Things I’m Verbing: Direct action, dirty hands and Asian-Americanness

Throughout my life, I have frequently had to yell at New Yorkers to stop writing, talking and behaving like 1) New York is the only real place on earth and 2) everyone knows and 3) cares about every little New York thing that’s happening in New York at any given second. But I have to indulge in this amazing story that will fill your heart with joy if you are in the know: We can now get Big Gay Ice Cream in grocery stores and indulge in the comforts of our own homes.

And hey, this isn’t entirely New York-centric — the pints are also coming to Philadelphia!

Okay, on to the real stuff.

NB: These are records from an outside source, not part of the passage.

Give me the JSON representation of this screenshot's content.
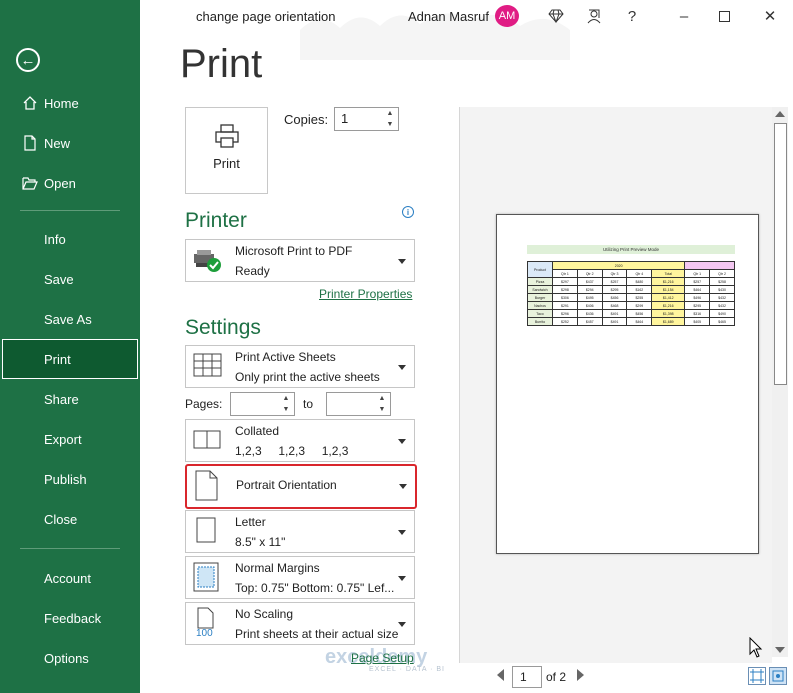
{
  "titlebar": {
    "doc_title": "change page orientation",
    "user_name": "Adnan Masruf",
    "avatar_initials": "AM",
    "icons": [
      "diamond-icon",
      "share-people-icon",
      "help-icon",
      "minimize-icon",
      "restore-icon",
      "close-icon"
    ]
  },
  "sidebar": {
    "items": [
      {
        "label": "Home",
        "icon": "home-icon"
      },
      {
        "label": "New",
        "icon": "new-document-icon"
      },
      {
        "label": "Open",
        "icon": "folder-open-icon"
      },
      {
        "label": "Info"
      },
      {
        "label": "Save"
      },
      {
        "label": "Save As"
      },
      {
        "label": "Print",
        "active": true
      },
      {
        "label": "Share"
      },
      {
        "label": "Export"
      },
      {
        "label": "Publish"
      },
      {
        "label": "Close"
      },
      {
        "label": "Account"
      },
      {
        "label": "Feedback"
      },
      {
        "label": "Options"
      }
    ],
    "accent": "#1e7145"
  },
  "main": {
    "heading": "Print",
    "print_button": "Print",
    "copies_label": "Copies:",
    "copies_value": "1",
    "printer_heading": "Printer",
    "printer": {
      "name": "Microsoft Print to PDF",
      "status": "Ready"
    },
    "printer_properties": "Printer Properties",
    "settings_heading": "Settings",
    "settings": {
      "what": {
        "line1": "Print Active Sheets",
        "line2": "Only print the active sheets"
      },
      "pages_label": "Pages:",
      "to_label": "to",
      "collation": {
        "line1": "Collated",
        "line2": "1,2,3     1,2,3     1,2,3"
      },
      "orientation": {
        "line1": "Portrait Orientation"
      },
      "paper": {
        "line1": "Letter",
        "line2": "8.5\" x 11\""
      },
      "margins": {
        "line1": "Normal Margins",
        "line2": "Top: 0.75\" Bottom: 0.75\" Lef..."
      },
      "scaling": {
        "line1": "No Scaling",
        "line2": "Print sheets at their actual size",
        "icon_text": "100"
      }
    },
    "page_setup": "Page Setup"
  },
  "preview": {
    "sheet_title": "Utilizing Print Preview Mode",
    "year_header": "2020",
    "product_header": "Product",
    "columns": [
      "Qtr 1",
      "Qtr 2",
      "Qtr 3",
      "Qtr 4",
      "Total",
      "Qtr 1",
      "Qtr 2"
    ],
    "rows": [
      [
        "Pizza",
        "$297",
        "$437",
        "$257",
        "$480",
        "$1,216",
        "$257",
        "$258"
      ],
      [
        "Sandwich",
        "$298",
        "$294",
        "$295",
        "$162",
        "$1,154",
        "$464",
        "$430"
      ],
      [
        "Burger",
        "$306",
        "$495",
        "$456",
        "$255",
        "$1,412",
        "$496",
        "$432"
      ],
      [
        "Nachos",
        "$291",
        "$406",
        "$468",
        "$299",
        "$1,216",
        "$295",
        "$432"
      ],
      [
        "Taco",
        "$296",
        "$436",
        "$491",
        "$456",
        "$1,398",
        "$316",
        "$490"
      ],
      [
        "Burrito",
        "$252",
        "$457",
        "$491",
        "$464",
        "$1,689",
        "$405",
        "$465"
      ]
    ],
    "page_current": "1",
    "page_of": "of 2"
  },
  "watermark": {
    "brand": "exceldemy",
    "tagline": "EXCEL · DATA · BI"
  }
}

  • A trio of incredible reporting and writing on Asian-American experiences.
    • First, 99 Percent Invisible did an episode about Manzanar, the World War II internment camp where American citizens of Japanese descent were rounded up and imprisoned in the name of national security. Honestly, I wept listening to this. The text and photographs that accompany the podcast are worth seeing on their own, but there’s always something so haunting about actually hearing oral histories.
    • For Catapult, Vanessa Hua reflects on her feelings of being “out-Asianed” at a San Francisco spa.
    • At the Nib, Malaysian-American cartoonist Shing Yin Khor asks, “What Would Yellow Ranger Do?” There is a straight line between Manzanar and the “innocent” racism she describes in this comic.
  • Meanwhile, the Atlantic‘s Adrienne LaFrance tells us how not to write about Hawaii.
  • From the Chicago Reader, KT Hawbaker-Krohn writes about protest as self-care, and why direct action feels better than consumerism. Pair her exploration of toxic masculinity and rape culture at the University of Iowa with Jess Zimmerman’s “Why Is Male Anger So Threatening?” for Dame.
  • I’m reconnecting with my love of stories about sustainability, which has, inevitably, brought me to the great Civil Eats. This article examines Letters to a Young Farmer, and what farming (speaking of direct action) means both timelessly and in the present.
  • Writing for American Anthropologist, Jonah Rubin deconstructs a viral image about media bias and news literacy, and what extreme political views actually mean about those who hold them. Follow up with famed/respected media critic David Carr’s syllabus for his “Press Play” master class on understanding the news.

Stay brave, friends.